Day Three.

I attended talks by other writers, mostly because there were finally some that day in English.  The admiration I experienced for writers such as Dave Hutchinson was merely reinforced by meeting him, and nearly all the speakers were erudite experts, passionate performers, creative and brilliant.  However, I am a technician as well as a writer, and my tolerance for writers talking about where their ideas come from and what their working day is like can wear thin fairly fast, so the day oscillated between wandering, reading and listening. I went looking for a present for my partner – as a wood carver I thought he might appreciate some of the carved souvenirs on sale – but alas, the more I looked the more I felt he’d be judgmental about the choice of chisel, or something of that ilk, so wussed out.  I encountered my first truly obnoxious family of Brits on holiday and was reassured that the world was as it should be, and the evening was concluded with a feast of food in the restaurant next to the Writer’s Union, conversations about culture and people and words and literature that left me kinda buzzing with respect for the intelligence and thoughtfulness of the people round the dinner table, followed by an apologetic half hour in the hotel’s basement gym to jog off all the pork.  (I never use a gym ever, but hell, it was there….)
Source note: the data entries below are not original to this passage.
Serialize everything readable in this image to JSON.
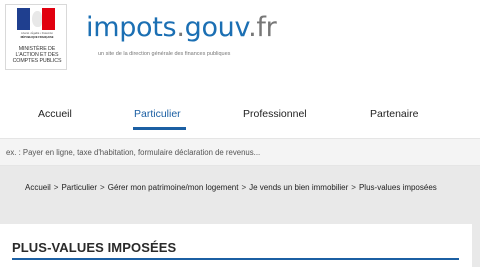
{
  "header": {
    "emblem": {
      "motto": "Liberté • Égalité • Fraternité",
      "republic": "RÉPUBLIQUE FRANÇAISE",
      "ministry": "MINISTÈRE DE L'ACTION ET DES COMPTES PUBLICS"
    },
    "logo": {
      "part1": "impots",
      "part2": ".",
      "part3": "gouv",
      "part4": ".fr"
    },
    "tagline": "un site de la direction générale des finances publiques"
  },
  "nav": {
    "items": [
      {
        "label": "Accueil",
        "active": false
      },
      {
        "label": "Particulier",
        "active": true
      },
      {
        "label": "Professionnel",
        "active": false
      },
      {
        "label": "Partenaire",
        "active": false
      }
    ]
  },
  "search": {
    "placeholder": "ex. : Payer en ligne, taxe d'habitation, formulaire déclaration de revenus..."
  },
  "breadcrumb": {
    "items": [
      "Accueil",
      "Particulier",
      "Gérer mon patrimoine/mon logement",
      "Je vends un bien immobilier",
      "Plus-values imposées"
    ],
    "separator": ">"
  },
  "page": {
    "title": "PLUS-VALUES IMPOSÉES"
  },
  "colors": {
    "accent": "#1b5fa3",
    "logo_blue": "#1b6fb3",
    "logo_grey": "#777777",
    "content_bg": "#e9e9e9"
  }
}
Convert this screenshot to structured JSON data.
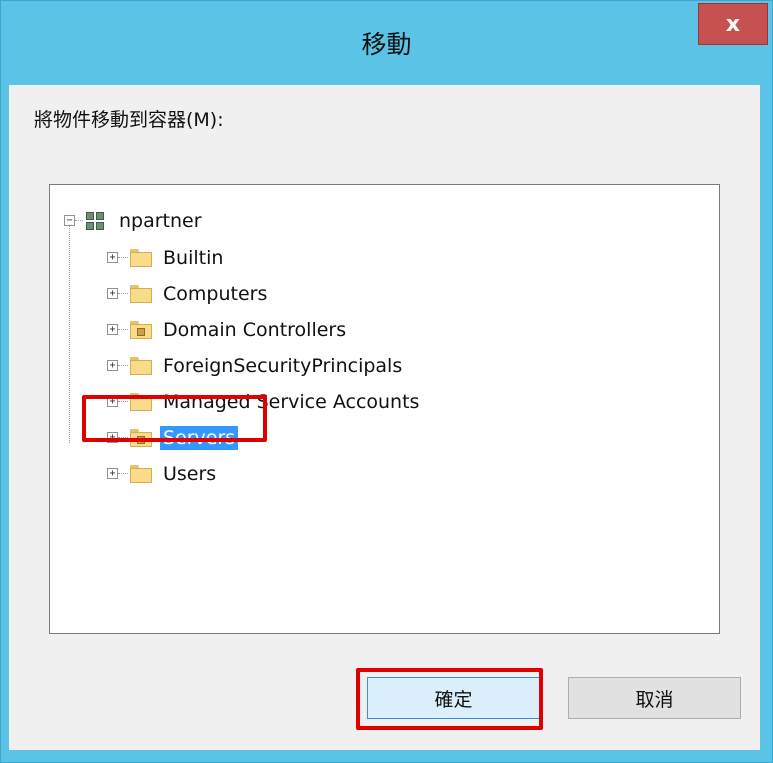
{
  "window": {
    "title": "移動",
    "close_label": "x"
  },
  "dialog": {
    "prompt": "將物件移動到容器(M):",
    "ok_label": "確定",
    "cancel_label": "取消"
  },
  "tree": {
    "root": {
      "label": "npartner",
      "icon": "domain-icon",
      "expanded": true
    },
    "items": [
      {
        "label": "Builtin",
        "icon": "folder-icon",
        "selected": false
      },
      {
        "label": "Computers",
        "icon": "folder-icon",
        "selected": false
      },
      {
        "label": "Domain Controllers",
        "icon": "ou-folder-icon",
        "selected": false
      },
      {
        "label": "ForeignSecurityPrincipals",
        "icon": "folder-icon",
        "selected": false
      },
      {
        "label": "Managed Service Accounts",
        "icon": "folder-icon",
        "selected": false
      },
      {
        "label": "Servers",
        "icon": "ou-folder-icon",
        "selected": true
      },
      {
        "label": "Users",
        "icon": "folder-icon",
        "selected": false
      }
    ]
  },
  "colors": {
    "titlebar": "#5bc4e6",
    "close_button": "#c75050",
    "selection": "#3399ff",
    "highlight_box": "#e00000"
  }
}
Day Four was my last day, and began with an interview which rapidly shifted from being question and answer to an excellent and interesting chat about pretty much everything, including if not especially the genius of Roger Zelazny.  By the time we wound down, it was time to go to the centre of town and do my hour’s worth of knattering with Kaisa Kier, one of the organisers and moving forces of the entire event.  At some point in the coming months, you can probably find the whole thing online, if you’re interested.  I’m not a huge fan of writers just talking about their own books – everyone writes in different ways, finds their ideas in different places and that’s fine and groovy, but I sorta feel there’s more interesting things to be poked at about how ideas are constructed and people and words and shit, which god bless her, Kaisa was all over like a rash.  Another one of those cases where I kinda felt grateful to people making me sound more clever with their words than I think I am.  (I feel the same way about Peter Kenny’s readings of all the Claire North books – definitely makes them sound better out loud than I think they are on the page.)

From the event it was a mad dash to the airport, having this time cunningly been to the toilet in advance, and as I sat in Helsinki airport I reflected on a) how much more pleasant it was than Heathrow and b) how sad it was that this was technically my first time ever in Finland, and I still hadn’t seen any reindeer.
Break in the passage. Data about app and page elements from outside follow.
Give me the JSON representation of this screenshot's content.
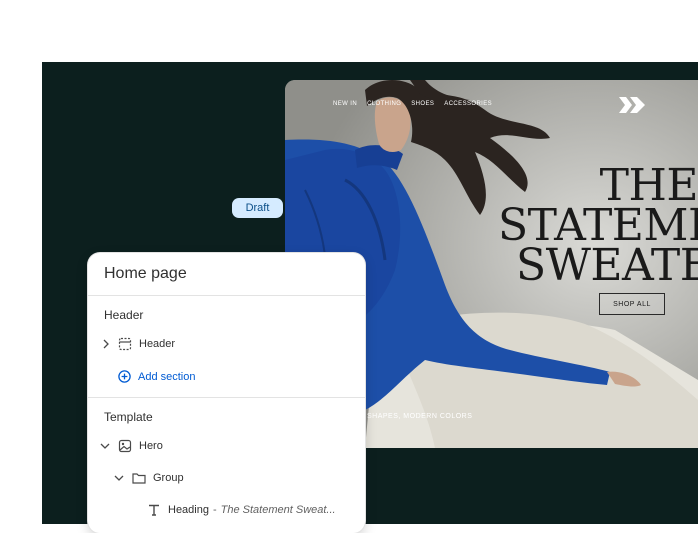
{
  "preview": {
    "nav": [
      "NEW IN",
      "CLOTHING",
      "SHOES",
      "ACCESSORIES"
    ],
    "headline": [
      "THE",
      "STATEMENT",
      "SWEATER"
    ],
    "shop_button": "SHOP ALL",
    "tagline": "SHAPES, MODERN COLORS"
  },
  "badge": {
    "label": "Draft",
    "color": "#d5ebff"
  },
  "panel": {
    "title": "Home page",
    "header_section": "Header",
    "header_item": "Header",
    "add_section": "Add section",
    "template_section": "Template",
    "hero": "Hero",
    "group": "Group",
    "heading_label": "Heading",
    "heading_value": "The Statement Sweat..."
  },
  "colors": {
    "stage": "#0c1f1e",
    "accent": "#005bd3",
    "sweater": "#1d4fa8"
  }
}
I guess maybe travel doesn’t always erase these cultural cliches after all.

At home, I was asked what Estonia was like.  And I guess the answer is, as always, in two parts…

Of course, it’s not like home.  The language, the manners, the landscape, the history and how it shaped the present, the architecture, the ways in which culture is expressed – inevitably it has its own unique and beautiful identity.

And of course it’s just like anywhere in the world.  This isn’t merely because of globalism, which has absolutely done its thing in Estonian – all the ipads, the shops, the Euro, the government, the relationship between society and commerce.  Sure, yes, whatever.  But also it’s just like anywhere in the world because if Headread showed anything, it’s that books and words translate across all cultures, and people and people who can be bought together and speak both common linguistics, but also a common human language of thought and feeling, that transcends national boundaries.

These two things – individual identity and shared humanity – are not incompatible.  Having a cultural or national identity does not need to be defined by a negative, or reject the identities of others.  And more than anything, I think I will associate Tallinn with this thought, and praise the organisers of the festival for celebrating, not merely words, but the power of words to transcend any barrier.